Fossil record radiometric dating
Any radiometric dates that show a supposedly “old” rock to be young are rejected “Few people realize that the index fossil dating system, despite its poor assumptions and many problems, is actually the primary dating tool for geologic time.

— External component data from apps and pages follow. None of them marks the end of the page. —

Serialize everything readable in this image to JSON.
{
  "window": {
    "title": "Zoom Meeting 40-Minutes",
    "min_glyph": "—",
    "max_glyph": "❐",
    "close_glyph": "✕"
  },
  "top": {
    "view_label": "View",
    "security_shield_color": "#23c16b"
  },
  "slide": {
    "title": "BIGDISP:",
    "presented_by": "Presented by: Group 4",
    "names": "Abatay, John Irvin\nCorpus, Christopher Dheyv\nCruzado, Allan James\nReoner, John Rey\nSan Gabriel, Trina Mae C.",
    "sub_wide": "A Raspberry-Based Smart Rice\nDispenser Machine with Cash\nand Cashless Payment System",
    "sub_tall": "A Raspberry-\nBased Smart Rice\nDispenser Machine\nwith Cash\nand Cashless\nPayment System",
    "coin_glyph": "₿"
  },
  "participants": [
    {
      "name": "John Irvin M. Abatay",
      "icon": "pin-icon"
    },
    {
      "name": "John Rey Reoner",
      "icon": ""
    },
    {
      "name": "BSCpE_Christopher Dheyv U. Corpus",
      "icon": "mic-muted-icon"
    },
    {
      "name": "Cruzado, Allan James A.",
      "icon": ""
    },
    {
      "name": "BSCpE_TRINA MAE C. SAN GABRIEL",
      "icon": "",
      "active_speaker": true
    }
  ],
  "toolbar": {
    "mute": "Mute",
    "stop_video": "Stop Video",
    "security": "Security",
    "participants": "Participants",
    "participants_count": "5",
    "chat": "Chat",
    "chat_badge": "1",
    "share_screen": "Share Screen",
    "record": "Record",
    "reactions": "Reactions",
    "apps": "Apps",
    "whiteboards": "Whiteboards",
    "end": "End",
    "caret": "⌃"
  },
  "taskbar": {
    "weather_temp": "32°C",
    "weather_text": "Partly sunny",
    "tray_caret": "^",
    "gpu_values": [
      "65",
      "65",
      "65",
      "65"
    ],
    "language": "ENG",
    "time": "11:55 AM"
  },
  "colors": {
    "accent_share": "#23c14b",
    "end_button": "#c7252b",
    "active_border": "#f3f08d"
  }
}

In other words, radiometric dating methods are actually fit into the geological column, which was set up by [index] fossil dating over 100 years ago.”(Michael Oard, meteorologist and creationist scientist, 1984) All radiometric dating methods use this basic principle to extrapolate the age of artifacts being tested.These long time periods are computed by measuring the ratio of daughter to parent substance in a rock, and inferring an age based on this ratio.Nuclear tests, nuclear reactors and the use of nuclear weapons have also changed the composition of radioisotopes in the air over the last few decades.This human nuclear activity will make precise dating of fossils from our lifetime very difficult due to contamination of the normal radioisotope composition of the earth with addition artificially produced radioactive atoms.
All dating methods that support this theory are embraced, while any evidence to the contrary, e.g. Prior to radiometric dating, evolution scientists used index fossils a.k.a. A paleontologist would take the discovered fossil to a geologist who would ask the paleontologist what other fossils (searching for an index fossil) were found near their discovery.
The mathematical premise undergirding the use of these elements in radiometric dating contains the similar confounding factors that we find in carbon-14 dating method.
Most scientists today believe that life has existed on the earth for billions of years.
When scientists first began to compare carbon dating data to data from tree rings, they found carbon dating provided "too-young" estimates of artifact age.
Scientists now realize that production of carbon-14 has not been constant over the years, but has changed as the radiation from the sun has fluctuated.
Search for fossil record radiometric dating:
Levels of carbon-14 become difficult to measure and compare after about 50,000 years (between 8 and 9 half lives; where 1% of the original carbon-14 would remain undecayed).